Higher urinary levels of bisphenol A (BPA) are linked to early-onset
prostate cancer, according to a PLoS ONE study.
Researchers measured urinary BPA concentrations in 60 urology
patients, about half of whom had prostate cancer.
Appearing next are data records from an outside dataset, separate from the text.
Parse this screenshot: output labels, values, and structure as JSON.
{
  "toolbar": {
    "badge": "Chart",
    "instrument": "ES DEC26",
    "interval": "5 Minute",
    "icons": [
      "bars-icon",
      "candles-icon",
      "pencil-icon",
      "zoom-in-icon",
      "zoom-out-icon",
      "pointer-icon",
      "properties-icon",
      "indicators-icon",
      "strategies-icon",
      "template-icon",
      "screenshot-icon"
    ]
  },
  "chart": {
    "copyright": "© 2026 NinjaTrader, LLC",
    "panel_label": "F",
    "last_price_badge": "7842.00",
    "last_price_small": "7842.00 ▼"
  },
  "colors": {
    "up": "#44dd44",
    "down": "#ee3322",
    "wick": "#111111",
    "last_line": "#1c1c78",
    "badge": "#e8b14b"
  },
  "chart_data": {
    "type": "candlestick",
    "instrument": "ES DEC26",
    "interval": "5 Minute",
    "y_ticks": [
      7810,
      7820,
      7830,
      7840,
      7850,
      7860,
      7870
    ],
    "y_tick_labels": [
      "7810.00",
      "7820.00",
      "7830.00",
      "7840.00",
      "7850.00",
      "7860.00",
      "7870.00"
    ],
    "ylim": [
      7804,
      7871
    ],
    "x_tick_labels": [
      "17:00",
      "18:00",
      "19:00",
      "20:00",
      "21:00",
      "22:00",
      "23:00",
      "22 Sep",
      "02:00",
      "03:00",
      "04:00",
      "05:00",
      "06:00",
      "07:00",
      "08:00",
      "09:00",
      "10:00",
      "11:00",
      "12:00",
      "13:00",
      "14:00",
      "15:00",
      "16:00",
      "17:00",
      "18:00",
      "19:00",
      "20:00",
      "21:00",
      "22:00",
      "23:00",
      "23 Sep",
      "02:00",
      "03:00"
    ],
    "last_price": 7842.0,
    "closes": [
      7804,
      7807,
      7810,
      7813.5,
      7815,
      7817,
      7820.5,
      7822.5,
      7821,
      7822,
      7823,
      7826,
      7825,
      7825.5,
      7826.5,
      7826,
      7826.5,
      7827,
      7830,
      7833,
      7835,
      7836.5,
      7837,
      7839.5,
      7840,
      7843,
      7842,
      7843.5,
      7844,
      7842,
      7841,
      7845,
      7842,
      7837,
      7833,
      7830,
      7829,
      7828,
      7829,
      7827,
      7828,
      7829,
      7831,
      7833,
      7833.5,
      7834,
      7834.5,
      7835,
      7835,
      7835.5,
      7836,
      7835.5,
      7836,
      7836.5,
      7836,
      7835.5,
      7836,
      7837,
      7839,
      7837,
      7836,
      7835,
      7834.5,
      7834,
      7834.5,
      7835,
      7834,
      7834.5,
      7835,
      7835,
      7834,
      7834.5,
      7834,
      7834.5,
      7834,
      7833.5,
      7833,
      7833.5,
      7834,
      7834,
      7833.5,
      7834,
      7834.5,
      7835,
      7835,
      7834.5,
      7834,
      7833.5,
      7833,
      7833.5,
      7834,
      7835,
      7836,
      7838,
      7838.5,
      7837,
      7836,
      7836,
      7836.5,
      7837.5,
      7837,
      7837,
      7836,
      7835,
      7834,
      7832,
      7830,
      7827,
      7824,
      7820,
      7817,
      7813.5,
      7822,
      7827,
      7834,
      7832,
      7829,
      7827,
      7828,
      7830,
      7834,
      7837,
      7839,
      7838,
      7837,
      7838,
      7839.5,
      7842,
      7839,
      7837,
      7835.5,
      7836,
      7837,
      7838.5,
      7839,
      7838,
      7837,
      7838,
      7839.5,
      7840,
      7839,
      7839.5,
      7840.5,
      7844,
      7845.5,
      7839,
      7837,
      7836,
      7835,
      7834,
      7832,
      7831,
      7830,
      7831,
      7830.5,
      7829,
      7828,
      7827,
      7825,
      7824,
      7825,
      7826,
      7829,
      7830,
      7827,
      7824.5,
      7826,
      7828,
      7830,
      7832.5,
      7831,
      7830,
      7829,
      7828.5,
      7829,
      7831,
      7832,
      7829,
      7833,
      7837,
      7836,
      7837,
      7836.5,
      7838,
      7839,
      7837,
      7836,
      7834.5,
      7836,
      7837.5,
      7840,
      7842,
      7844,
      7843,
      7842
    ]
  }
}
Concentrations were
significantly higher in patients with than without cancer,
particularly among those younger than 65.
In addition, when prostate cancer cells were treated in vitro with low
doses of BPA, there was a significant increase in the proportion of
cells with three or more centrosomes (untreated cells showed no such
increase). This “centrosome amplification,” the researchers say,
commonly occurs in human tumors and “may contribute to neoplastic
transformation of the prostate.”
BPA, found in many plastics and food and beverage containers, is
detectable in the urine of over 90% of Americans, the researchers note.
PLoS ONE article